Interface dataset entries:
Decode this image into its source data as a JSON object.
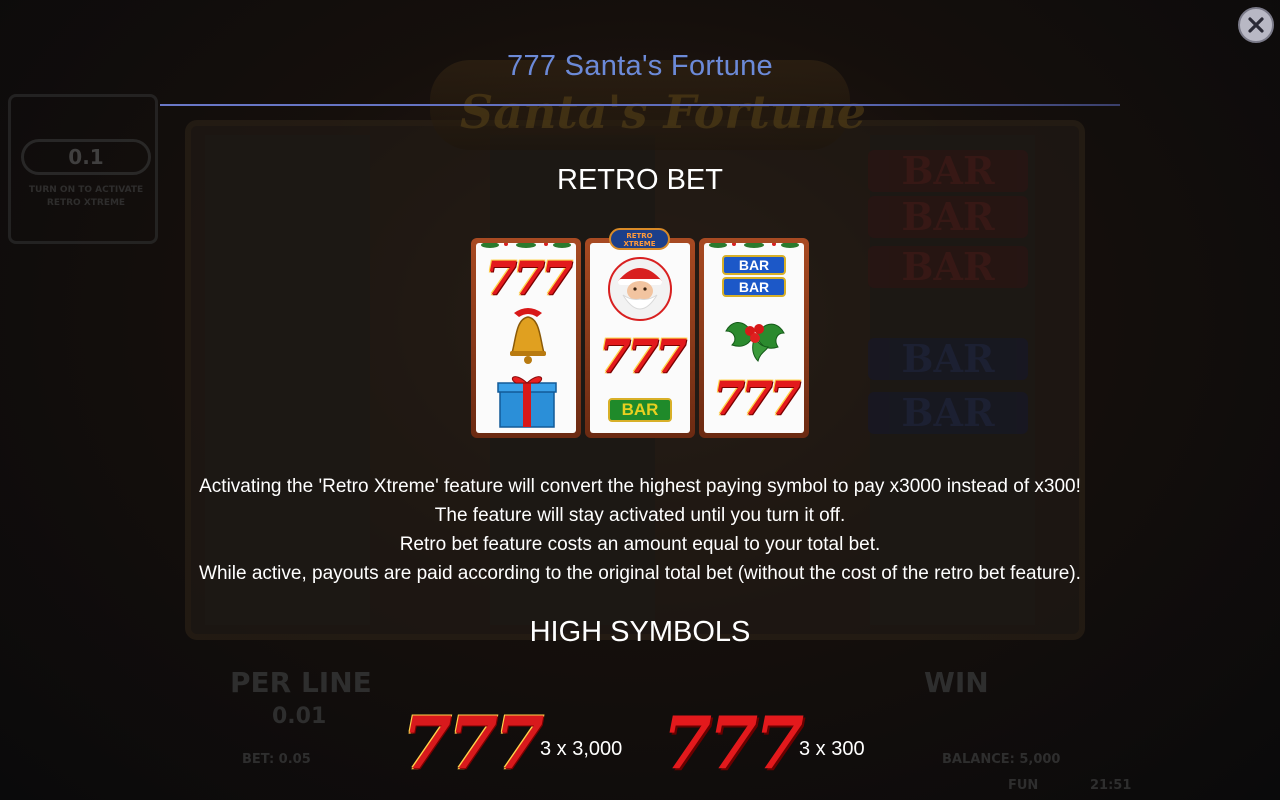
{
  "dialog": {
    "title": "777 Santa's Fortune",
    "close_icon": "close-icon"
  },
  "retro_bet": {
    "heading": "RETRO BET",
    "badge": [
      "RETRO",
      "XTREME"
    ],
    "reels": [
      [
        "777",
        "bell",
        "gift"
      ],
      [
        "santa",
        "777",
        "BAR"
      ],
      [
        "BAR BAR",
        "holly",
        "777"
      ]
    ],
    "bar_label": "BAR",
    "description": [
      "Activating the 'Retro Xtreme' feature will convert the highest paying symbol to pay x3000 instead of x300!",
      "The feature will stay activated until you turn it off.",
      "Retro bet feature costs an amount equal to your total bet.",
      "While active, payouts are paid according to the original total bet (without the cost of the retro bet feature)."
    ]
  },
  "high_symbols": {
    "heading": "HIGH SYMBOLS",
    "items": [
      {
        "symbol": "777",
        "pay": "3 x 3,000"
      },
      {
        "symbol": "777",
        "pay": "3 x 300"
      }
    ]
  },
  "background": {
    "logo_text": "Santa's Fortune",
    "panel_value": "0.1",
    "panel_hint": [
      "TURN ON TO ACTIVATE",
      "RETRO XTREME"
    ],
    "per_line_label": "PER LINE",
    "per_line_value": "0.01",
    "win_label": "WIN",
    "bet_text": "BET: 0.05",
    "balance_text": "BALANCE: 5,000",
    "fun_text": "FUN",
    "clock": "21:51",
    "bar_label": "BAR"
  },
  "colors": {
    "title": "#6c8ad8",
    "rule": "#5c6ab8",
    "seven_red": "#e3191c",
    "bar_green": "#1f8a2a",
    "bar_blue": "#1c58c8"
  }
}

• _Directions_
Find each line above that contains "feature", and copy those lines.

• _Written response_
      "Activating the 'Retro Xtreme' feature will convert the highest paying symbol to pay x3000 instead of x300!",
      "The feature will stay activated until you turn it off.",
      "Retro bet feature costs an amount equal to your total bet.",
      "While active, payouts are paid according to the original total bet (without the cost of the retro bet feature)."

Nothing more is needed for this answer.